Learning Targets

I can...

  • Create an original Warm and Cool Waves using painting techniques learned in class 
  • Use warm/cool waves (red orange yellow; green blue purple), line types (horizontal vertical diagonal), and value (lightness darkness) inspired by American Artist (1956-Present) Robert Wyland
  • Use drawing techniques (perspective atmospheric seascape) and design principles (composition proportion balance) based on Contemporary Art
  • Define Subjective Color (colors chosen by the artist without regard to the natural appearance of the object portrayed)

Lesson One
Day One, Art Start

1. Storm (2001) Robert Wyland

2. Read The Seashore Book by Charlotte Zolotow

3. Discussion Questions "Do you think whales are a part of our natural ecosystem? How did an artist from Detroit become interested in whales? Do you think artists create the style they paint in, or are artists something of an imitator, drawing from other artists? Does hi work change your view of the world? How can we prevent countries from hunting certain species of whale? What can we do to improve water quality problems in our country? Why does the artist paint massive works of art? How can artists contribute to environmental causes? What influential individuals was the artist inspired by? What other mediums has the artist worked in? How would you define art? What does art mean to you? What do you think an artist is?"

Lesson Activities 

1. Choose 12" x 12" Painting Paper 

2. Draw foreground (bottom wave), middle ground (main wave) and background (sky clouds) of wave paintings

3. Use painting techniques (blending smudging layering) to add layers to subject matter (waves) of Warm And Cool Waves

Day Two, Art Start

1. Retrieve Warm And Cool Waves for Assigned Table

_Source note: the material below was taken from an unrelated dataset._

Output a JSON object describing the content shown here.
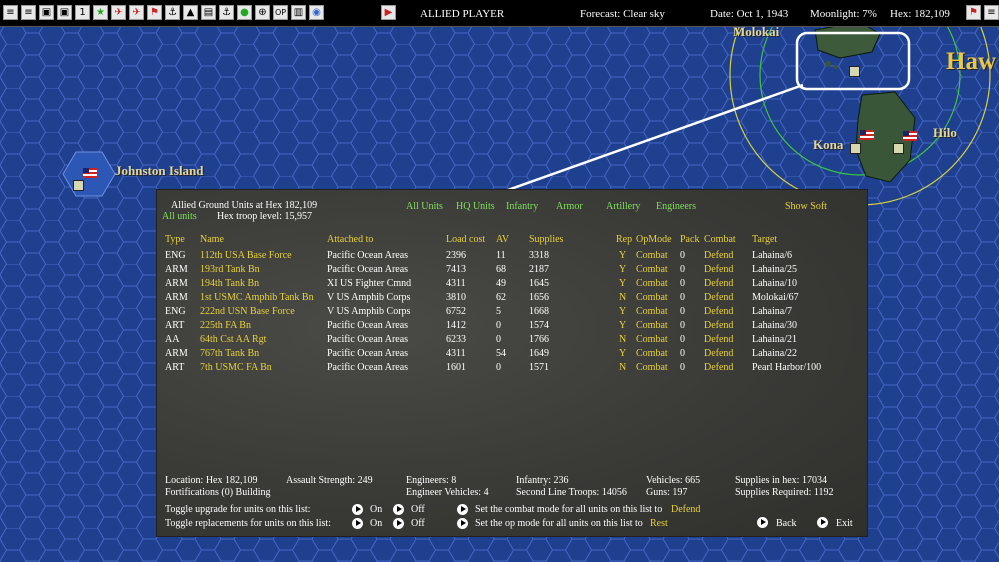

2. Warm Seas (2011) Robert Wyland

3. Discussion Questions "What factors influenced the artist as a child that impacted his art career? Who are some of his contemporaries who have influenced his art? What is the artists favorite art form? What are some characteristics of his artwork that sets it apart from other artists work? What is the symbolism found within his work? What are some indicators that prove he is an important American Contemporary artist? What are some different types of art produced at different stages in his life? What were some major influences that contributed to him becoming a great artist? What makes you think that he is a contemporary artist?" 

Lesson Activities

1. Add thin layers of paint to foreground (bottom wave), middle ground (main wave) and background (clouds sky) of the wave paintings

2. Use painting techniques (blending smudging layering) to add details (wave peaks, white foam, mist) to the wave paintings

3. Use painting techniques (blending smudging layering) to add texture (implied actual visual) to Warm And Cool Waves

Day Three, Art Start

1. Retrieve Warm And Cool Waves for Assigned Table

2. Set Up Studio Area (paint brushes, watercolor, felt tip pens) 

Lesson Activities

1. Use warm color (red orange yellow) to fill in the negative space (background) of the wave paintings

2. Use cool colors (blue purple green) to fill in the positive space (waves) of the wave paintings

3. Use tint (white) and shade (black) to add the illusion of depth within the Warm And Cool Waves

Artist Examples


Student Examples